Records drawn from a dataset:
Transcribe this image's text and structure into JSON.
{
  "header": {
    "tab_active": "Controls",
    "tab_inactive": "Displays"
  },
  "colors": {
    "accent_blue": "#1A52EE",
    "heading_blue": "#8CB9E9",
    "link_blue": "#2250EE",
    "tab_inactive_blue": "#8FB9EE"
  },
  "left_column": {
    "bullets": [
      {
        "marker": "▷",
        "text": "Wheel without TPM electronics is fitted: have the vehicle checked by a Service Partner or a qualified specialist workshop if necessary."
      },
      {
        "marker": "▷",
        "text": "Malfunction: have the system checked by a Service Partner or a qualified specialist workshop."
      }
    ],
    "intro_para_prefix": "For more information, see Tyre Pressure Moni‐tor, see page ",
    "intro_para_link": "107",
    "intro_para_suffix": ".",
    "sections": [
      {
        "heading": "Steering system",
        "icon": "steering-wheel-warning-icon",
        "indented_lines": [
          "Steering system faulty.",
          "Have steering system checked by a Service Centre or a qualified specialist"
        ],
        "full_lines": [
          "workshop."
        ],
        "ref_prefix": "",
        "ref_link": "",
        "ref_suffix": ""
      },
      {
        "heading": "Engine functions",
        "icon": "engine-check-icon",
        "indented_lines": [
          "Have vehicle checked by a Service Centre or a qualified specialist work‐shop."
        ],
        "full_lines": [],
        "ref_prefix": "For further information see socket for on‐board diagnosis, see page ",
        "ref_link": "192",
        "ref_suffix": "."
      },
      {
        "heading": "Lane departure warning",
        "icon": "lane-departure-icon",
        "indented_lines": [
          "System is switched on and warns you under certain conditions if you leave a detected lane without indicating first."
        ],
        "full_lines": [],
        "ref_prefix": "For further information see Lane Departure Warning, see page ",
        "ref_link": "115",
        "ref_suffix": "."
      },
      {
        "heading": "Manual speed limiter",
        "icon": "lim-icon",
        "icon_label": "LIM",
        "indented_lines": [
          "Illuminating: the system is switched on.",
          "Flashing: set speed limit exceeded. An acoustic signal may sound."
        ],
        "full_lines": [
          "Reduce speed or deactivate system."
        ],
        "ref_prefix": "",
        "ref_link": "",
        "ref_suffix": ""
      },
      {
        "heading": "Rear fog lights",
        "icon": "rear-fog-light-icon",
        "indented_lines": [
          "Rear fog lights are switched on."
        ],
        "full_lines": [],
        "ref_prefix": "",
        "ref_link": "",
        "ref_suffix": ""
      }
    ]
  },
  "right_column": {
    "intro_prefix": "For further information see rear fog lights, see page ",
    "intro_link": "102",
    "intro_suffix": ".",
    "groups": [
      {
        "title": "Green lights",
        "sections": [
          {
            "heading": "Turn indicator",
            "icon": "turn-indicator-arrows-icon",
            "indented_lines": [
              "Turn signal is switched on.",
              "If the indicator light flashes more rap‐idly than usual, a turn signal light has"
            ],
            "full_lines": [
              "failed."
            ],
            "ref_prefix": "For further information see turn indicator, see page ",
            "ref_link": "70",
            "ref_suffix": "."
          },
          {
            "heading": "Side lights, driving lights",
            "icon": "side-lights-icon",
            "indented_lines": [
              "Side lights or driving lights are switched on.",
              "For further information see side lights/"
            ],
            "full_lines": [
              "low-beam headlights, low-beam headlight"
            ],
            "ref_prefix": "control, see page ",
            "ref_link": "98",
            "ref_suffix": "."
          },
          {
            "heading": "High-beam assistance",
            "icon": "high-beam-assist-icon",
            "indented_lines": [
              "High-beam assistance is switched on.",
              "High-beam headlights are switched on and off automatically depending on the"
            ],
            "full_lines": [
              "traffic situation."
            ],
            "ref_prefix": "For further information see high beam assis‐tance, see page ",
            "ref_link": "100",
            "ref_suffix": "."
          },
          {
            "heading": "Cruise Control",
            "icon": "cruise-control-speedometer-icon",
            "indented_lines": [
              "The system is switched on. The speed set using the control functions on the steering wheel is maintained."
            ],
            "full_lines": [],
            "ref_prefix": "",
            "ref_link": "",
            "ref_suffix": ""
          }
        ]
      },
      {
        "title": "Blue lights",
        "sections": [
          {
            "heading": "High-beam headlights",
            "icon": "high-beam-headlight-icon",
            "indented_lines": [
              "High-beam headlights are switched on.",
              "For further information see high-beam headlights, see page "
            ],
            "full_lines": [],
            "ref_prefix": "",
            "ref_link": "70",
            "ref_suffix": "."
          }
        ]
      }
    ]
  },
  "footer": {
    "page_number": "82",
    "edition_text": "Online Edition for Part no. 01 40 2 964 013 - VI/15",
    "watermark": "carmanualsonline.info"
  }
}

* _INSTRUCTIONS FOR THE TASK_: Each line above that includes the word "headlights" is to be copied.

* _WRITTEN ANSWER_:
              "low-beam headlights, low-beam headlight"
              "High-beam headlights are switched on and off automatically depending on the"
            "heading": "High-beam headlights",
              "High-beam headlights are switched on.",
              "For further information see high-beam headlights, see page "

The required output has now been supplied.